Reproduce the data exactly as given, except for any images.

◆ Exercise inputs:
BEGIN

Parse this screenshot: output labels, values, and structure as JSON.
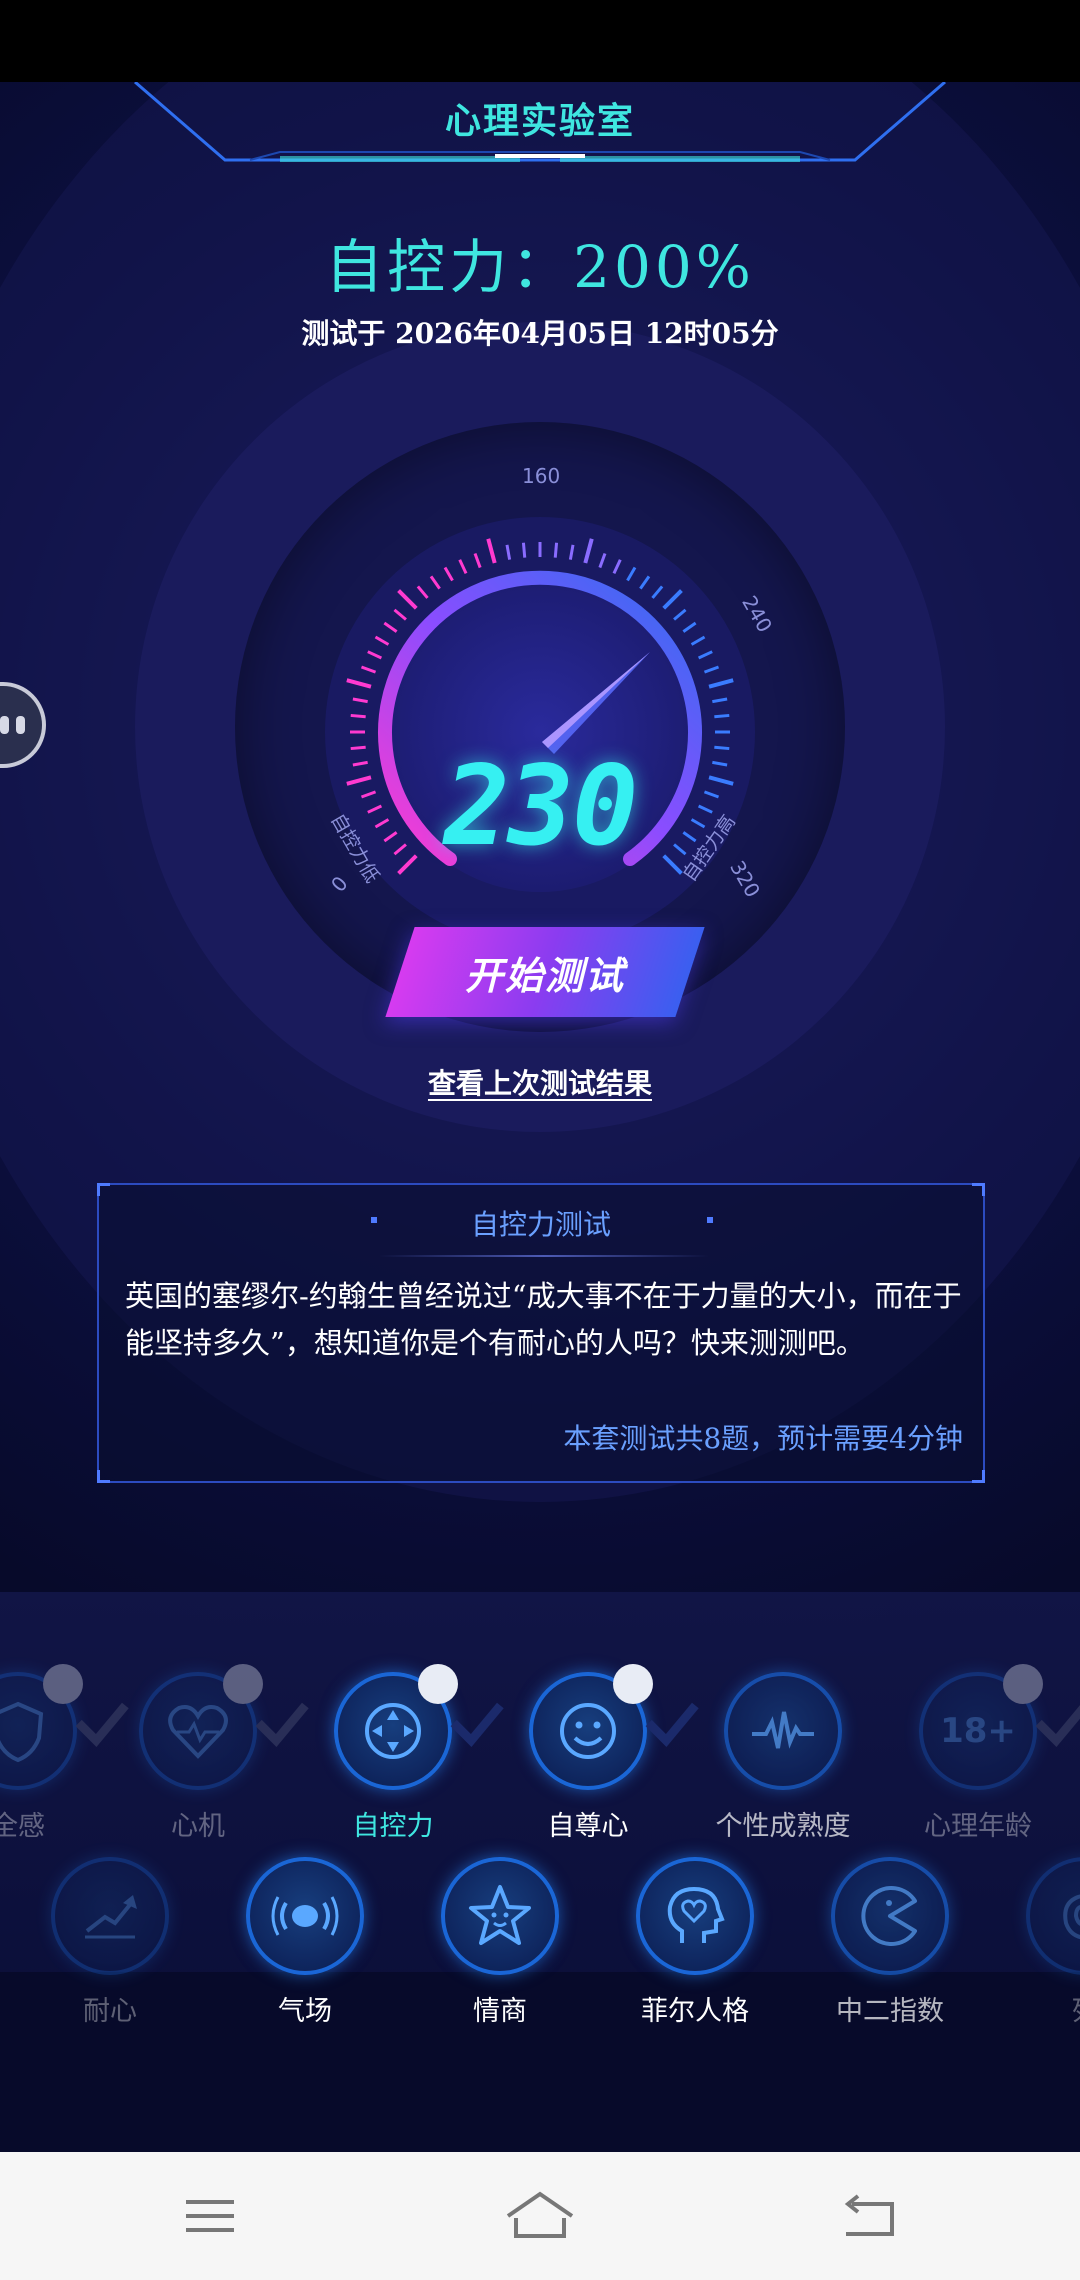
{
  "header": {
    "title": "心理实验室"
  },
  "result": {
    "title": "自控力：200%",
    "date": "测试于 2026年04月05日 12时05分"
  },
  "gauge": {
    "value": "230",
    "tick_top": "160",
    "tick_right": "240",
    "tick_left_num": "0",
    "tick_right_num": "320",
    "left_label": "自控力低",
    "right_label": "自控力高"
  },
  "actions": {
    "start_label": "开始测试",
    "last_result_label": "查看上次测试结果"
  },
  "info": {
    "title": "自控力测试",
    "description": "英国的塞缪尔-约翰生曾经说过“成大事不在于力量的大小，而在于能坚持多久”，想知道你是个有耐心的人吗？快来测测吧。",
    "footer": "本套测试共8题，预计需要4分钟"
  },
  "categories_row1": [
    {
      "label": "全感",
      "icon": "shield-icon",
      "checked": true
    },
    {
      "label": "心机",
      "icon": "heartbeat-icon",
      "checked": true
    },
    {
      "label": "自控力",
      "icon": "arrows-move-icon",
      "checked": true,
      "active": true
    },
    {
      "label": "自尊心",
      "icon": "smile-icon",
      "checked": true
    },
    {
      "label": "个性成熟度",
      "icon": "pulse-icon",
      "checked": false
    },
    {
      "label": "心理年龄",
      "icon": "age-18-icon",
      "checked": true
    }
  ],
  "categories_row2": [
    {
      "label": "耐心",
      "icon": "trend-icon"
    },
    {
      "label": "气场",
      "icon": "aura-icon"
    },
    {
      "label": "情商",
      "icon": "star-face-icon"
    },
    {
      "label": "菲尔人格",
      "icon": "head-heart-icon"
    },
    {
      "label": "中二指数",
      "icon": "pacman-icon"
    },
    {
      "label": "列",
      "icon": "spiral-icon"
    }
  ],
  "colors": {
    "accent": "#3fe6e0",
    "info": "#6aa0ff",
    "background": "#070a2a"
  }
}
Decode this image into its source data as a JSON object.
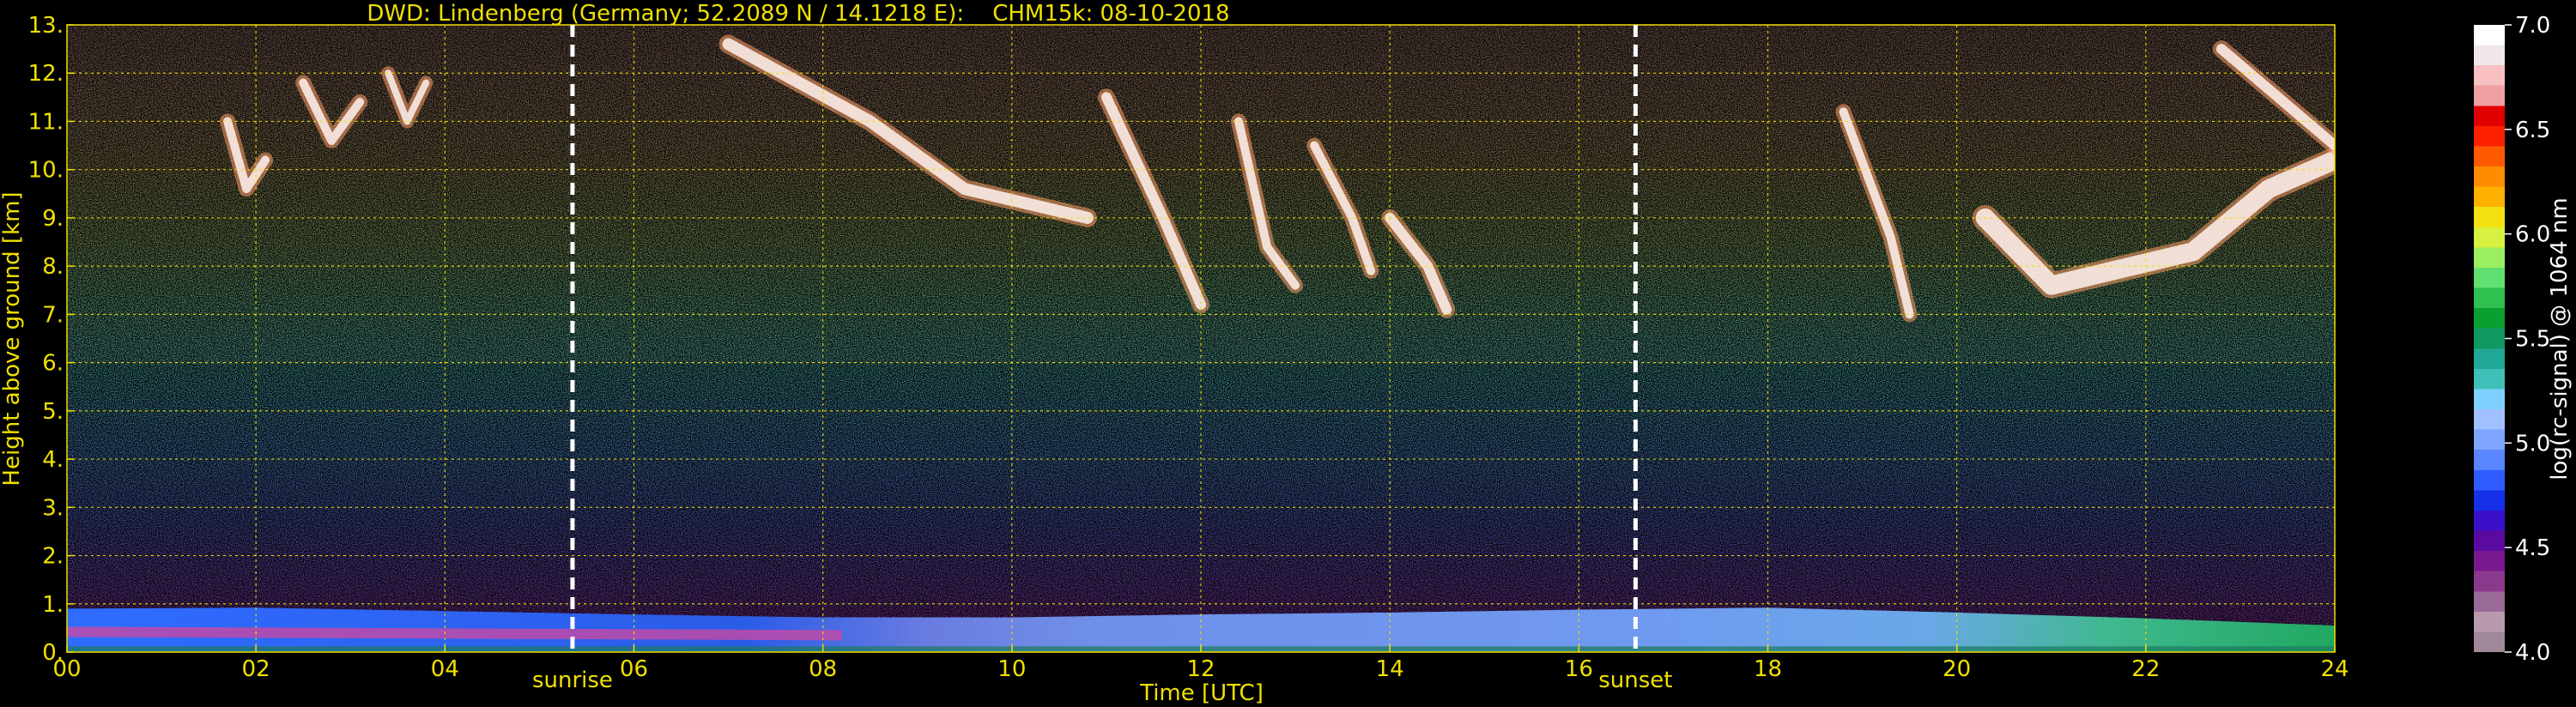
{
  "chart_data": {
    "type": "heatmap",
    "title": "DWD: Lindenberg (Germany; 52.2089 N / 14.1218 E):    CHM15k: 08-10-2018",
    "xlabel": "Time [UTC]",
    "ylabel": "Height above ground [km]",
    "xlim": [
      0,
      24
    ],
    "ylim": [
      0,
      13
    ],
    "x_ticks": [
      0,
      2,
      4,
      6,
      8,
      10,
      12,
      14,
      16,
      18,
      20,
      22,
      24
    ],
    "x_tick_labels": [
      "00",
      "02",
      "04",
      "06",
      "08",
      "10",
      "12",
      "14",
      "16",
      "18",
      "20",
      "22",
      "24"
    ],
    "y_ticks": [
      0,
      1,
      2,
      3,
      4,
      5,
      6,
      7,
      8,
      9,
      10,
      11,
      12,
      13
    ],
    "y_tick_labels": [
      "0.",
      "1.",
      "2.",
      "3.",
      "4.",
      "5.",
      "6.",
      "7.",
      "8.",
      "9.",
      "10.",
      "11.",
      "12.",
      "13."
    ],
    "grid": true,
    "annotations": [
      {
        "label": "sunrise",
        "x": 5.35
      },
      {
        "label": "sunset",
        "x": 16.6
      }
    ],
    "colorbar": {
      "label": "log(rc-signal) @ 1064 nm",
      "range": [
        4.0,
        7.0
      ],
      "ticks": [
        4.0,
        4.5,
        5.0,
        5.5,
        6.0,
        6.5,
        7.0
      ],
      "tick_labels": [
        "4.0",
        "4.5",
        "5.0",
        "5.5",
        "6.0",
        "6.5",
        "7.0"
      ],
      "colors": [
        "#a08a9a",
        "#b89aac",
        "#9a6a98",
        "#8a3a8c",
        "#7a1890",
        "#5a0aa0",
        "#3a10c8",
        "#1530e8",
        "#2e5cff",
        "#5a86ff",
        "#7ea6ff",
        "#a0c0ff",
        "#7ed0ff",
        "#3ec0b8",
        "#20a898",
        "#0f9860",
        "#0aa030",
        "#30c050",
        "#60e070",
        "#9aee60",
        "#d8f040",
        "#f4e010",
        "#ffb000",
        "#ff8c00",
        "#ff5a00",
        "#ff2000",
        "#e00000",
        "#f0a0a0",
        "#f8c0c0",
        "#f0e8e8",
        "#ffffff"
      ]
    },
    "features": {
      "boundary_layer": [
        [
          0,
          0.9
        ],
        [
          2,
          0.92
        ],
        [
          4,
          0.85
        ],
        [
          6,
          0.78
        ],
        [
          8,
          0.72
        ],
        [
          10,
          0.72
        ],
        [
          12,
          0.78
        ],
        [
          14,
          0.82
        ],
        [
          16,
          0.88
        ],
        [
          18,
          0.92
        ],
        [
          20,
          0.82
        ],
        [
          22,
          0.7
        ],
        [
          24,
          0.55
        ]
      ],
      "cloud_base": [
        [
          1.9,
          9.6
        ],
        [
          4.6,
          11.0
        ],
        [
          7.5,
          10.9
        ],
        [
          9.2,
          9.5
        ],
        [
          10.5,
          9.0
        ],
        [
          12.0,
          7.2
        ],
        [
          13.5,
          8.0
        ],
        [
          14.6,
          7.1
        ],
        [
          19.3,
          7.0
        ],
        [
          21.0,
          7.5
        ],
        [
          22.5,
          8.2
        ],
        [
          23.2,
          9.4
        ],
        [
          24,
          10.2
        ]
      ]
    }
  }
}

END

◆ Answer to the exercise:
Parse this screenshot: output labels, values, and structure as JSON.
{
  "header": {
    "title": "心理实验室"
  },
  "result": {
    "title": "自控力：200%",
    "date": "测试于 2026年04月05日 12时05分"
  },
  "gauge": {
    "value": "230",
    "tick_top": "160",
    "tick_right": "240",
    "tick_left_num": "0",
    "tick_right_num": "320",
    "left_label": "自控力低",
    "right_label": "自控力高"
  },
  "actions": {
    "start_label": "开始测试",
    "last_result_label": "查看上次测试结果"
  },
  "info": {
    "title": "自控力测试",
    "description": "英国的塞缪尔-约翰生曾经说过“成大事不在于力量的大小，而在于能坚持多久”，想知道你是个有耐心的人吗？快来测测吧。",
    "footer": "本套测试共8题，预计需要4分钟"
  },
  "categories_row1": [
    {
      "label": "全感",
      "icon": "shield-icon",
      "checked": true
    },
    {
      "label": "心机",
      "icon": "heartbeat-icon",
      "checked": true
    },
    {
      "label": "自控力",
      "icon": "arrows-move-icon",
      "checked": true,
      "active": true
    },
    {
      "label": "自尊心",
      "icon": "smile-icon",
      "checked": true
    },
    {
      "label": "个性成熟度",
      "icon": "pulse-icon",
      "checked": false
    },
    {
      "label": "心理年龄",
      "icon": "age-18-icon",
      "checked": true
    }
  ],
  "categories_row2": [
    {
      "label": "耐心",
      "icon": "trend-icon"
    },
    {
      "label": "气场",
      "icon": "aura-icon"
    },
    {
      "label": "情商",
      "icon": "star-face-icon"
    },
    {
      "label": "菲尔人格",
      "icon": "head-heart-icon"
    },
    {
      "label": "中二指数",
      "icon": "pacman-icon"
    },
    {
      "label": "列",
      "icon": "spiral-icon"
    }
  ],
  "colors": {
    "accent": "#3fe6e0",
    "info": "#6aa0ff",
    "background": "#070a2a"
  }
}
Decode this image into its source data as a JSON object.
{
  "chart_data": {
    "type": "heatmap",
    "title": "DWD: Lindenberg (Germany; 52.2089 N / 14.1218 E):    CHM15k: 08-10-2018",
    "xlabel": "Time [UTC]",
    "ylabel": "Height above ground [km]",
    "xlim": [
      0,
      24
    ],
    "ylim": [
      0,
      13
    ],
    "x_ticks": [
      0,
      2,
      4,
      6,
      8,
      10,
      12,
      14,
      16,
      18,
      20,
      22,
      24
    ],
    "x_tick_labels": [
      "00",
      "02",
      "04",
      "06",
      "08",
      "10",
      "12",
      "14",
      "16",
      "18",
      "20",
      "22",
      "24"
    ],
    "y_ticks": [
      0,
      1,
      2,
      3,
      4,
      5,
      6,
      7,
      8,
      9,
      10,
      11,
      12,
      13
    ],
    "y_tick_labels": [
      "0.",
      "1.",
      "2.",
      "3.",
      "4.",
      "5.",
      "6.",
      "7.",
      "8.",
      "9.",
      "10.",
      "11.",
      "12.",
      "13."
    ],
    "grid": true,
    "annotations": [
      {
        "label": "sunrise",
        "x": 5.35
      },
      {
        "label": "sunset",
        "x": 16.6
      }
    ],
    "colorbar": {
      "label": "log(rc-signal) @ 1064 nm",
      "range": [
        4.0,
        7.0
      ],
      "ticks": [
        4.0,
        4.5,
        5.0,
        5.5,
        6.0,
        6.5,
        7.0
      ],
      "tick_labels": [
        "4.0",
        "4.5",
        "5.0",
        "5.5",
        "6.0",
        "6.5",
        "7.0"
      ],
      "colors": [
        "#a08a9a",
        "#b89aac",
        "#9a6a98",
        "#8a3a8c",
        "#7a1890",
        "#5a0aa0",
        "#3a10c8",
        "#1530e8",
        "#2e5cff",
        "#5a86ff",
        "#7ea6ff",
        "#a0c0ff",
        "#7ed0ff",
        "#3ec0b8",
        "#20a898",
        "#0f9860",
        "#0aa030",
        "#30c050",
        "#60e070",
        "#9aee60",
        "#d8f040",
        "#f4e010",
        "#ffb000",
        "#ff8c00",
        "#ff5a00",
        "#ff2000",
        "#e00000",
        "#f0a0a0",
        "#f8c0c0",
        "#f0e8e8",
        "#ffffff"
      ]
    },
    "features": {
      "boundary_layer": [
        [
          0,
          0.9
        ],
        [
          2,
          0.92
        ],
        [
          4,
          0.85
        ],
        [
          6,
          0.78
        ],
        [
          8,
          0.72
        ],
        [
          10,
          0.72
        ],
        [
          12,
          0.78
        ],
        [
          14,
          0.82
        ],
        [
          16,
          0.88
        ],
        [
          18,
          0.92
        ],
        [
          20,
          0.82
        ],
        [
          22,
          0.7
        ],
        [
          24,
          0.55
        ]
      ],
      "cloud_base": [
        [
          1.9,
          9.6
        ],
        [
          4.6,
          11.0
        ],
        [
          7.5,
          10.9
        ],
        [
          9.2,
          9.5
        ],
        [
          10.5,
          9.0
        ],
        [
          12.0,
          7.2
        ],
        [
          13.5,
          8.0
        ],
        [
          14.6,
          7.1
        ],
        [
          19.3,
          7.0
        ],
        [
          21.0,
          7.5
        ],
        [
          22.5,
          8.2
        ],
        [
          23.2,
          9.4
        ],
        [
          24,
          10.2
        ]
      ]
    }
  }
}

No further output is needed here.